Being members meant that we didn’t have to pay the £3.50 parking charge at Morston Quay and we set out with our cameras past the beached boats at low tide.  The car park had started to get very busy with lots of families who were waiting for high tide so that they could go out on the seal watching boats.

The marshy land was tricky to navigate at times but we managed to walk quite a long way. 

We spotted another Pipit like bird and got some photos.  Again, we think it was a Meadow Pipit.

Hearing a piping call we looked over the marshy ground and saw a bird which looked a bit like a young Snipe. 

After comparing our photos later with the books, however, we have concluded it was a Spotted Redshank.  There was another one a small distance away – probably one of the parents.

We did consider walking nearer to the beach to try the hide out but the journey looked a little precarious and the tide was coming in!

On our way back we passed several boat loads of people  all going out seal watching.  They somehow reminded me of emigrants, packed in as they were. 
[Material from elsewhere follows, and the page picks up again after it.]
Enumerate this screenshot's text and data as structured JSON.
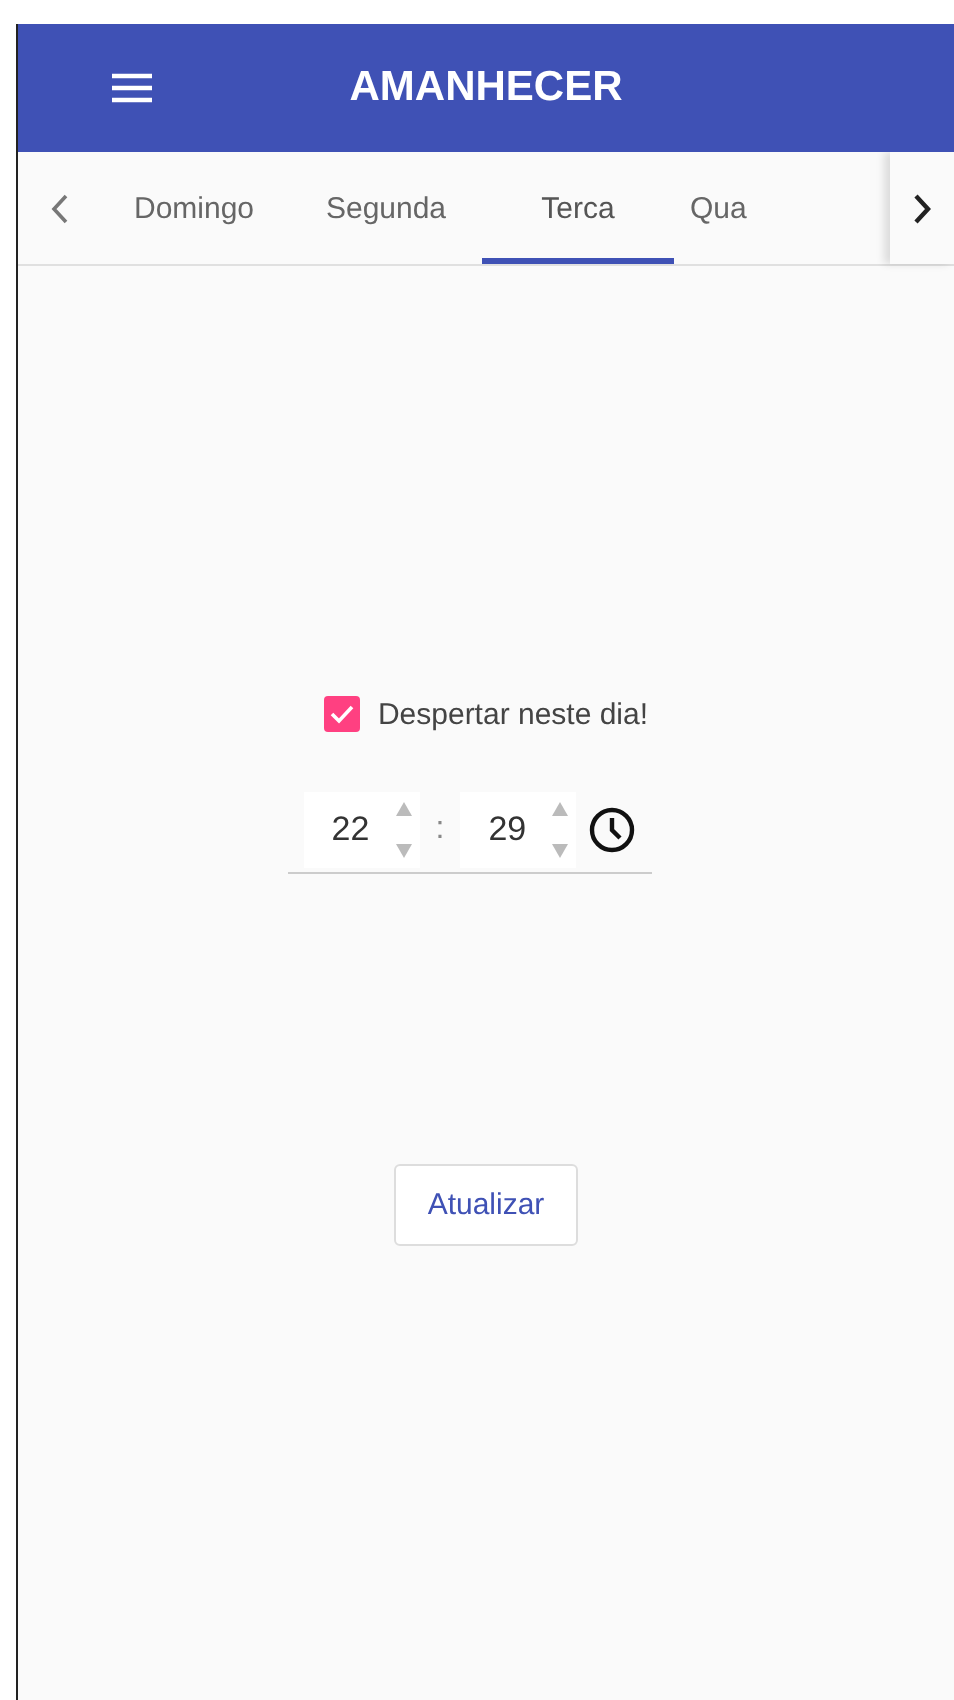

There was a fresh crab stall in the car park and we decided to get a sandwich there.  Shrimp for me and crab for Peter.  We took them back to Bessie to eat in comfort.  They were delicious – lots of filling and fresh tasting. We had thought we might go out again but decided to download our photos instead.

We drove along the coast on an extended journey back to Sandringham campsite.  Stopped at Cley next the Sea, a charming little village with a windmill.  All hollyhocks and roses-round-the-door sort of village. 

The windmill turned out to be privately owned (it was a B&B) so we could only see it from outside.

What summed up Cley for me was the little newspaper shop along the main street.  You won’t be able to read the details on the photo here but the handwritten notice says “PAPERS AT WINDOW” with an arrow pointing to the open sash window, on the sill of which lay the Sunday papers.  Presumably you just put your payment on the sill as well – we couldn’t see a pot at all so perhaps you popped it through the letterbox.  We loved that – an assumption that most people are honest, which I believe they are.

The other quirky thing about Cley was the name of this lane:

I could quarrel with the absence of an apostrophe of course, but I loved this name.  You could imagine at some time in the middle ages there might have been some old crone living in a hovel down the track…

The North coast of Norfolk is delightful – many of the houses are of large pebbles set in mortar, whereas the buildings in the Brancaster area of the coast consisted of sandstone pieces in mortar.  Quite time consuming to construct I should think.  The resorts, such as Sherringham and Cromer are in the Victorian style of seaside towns, neat and very proper.

I have to be honest and say that the tables were turned this evening – Peter beat me into a cocked hat at Canasta.  Just when I thought I was invincible!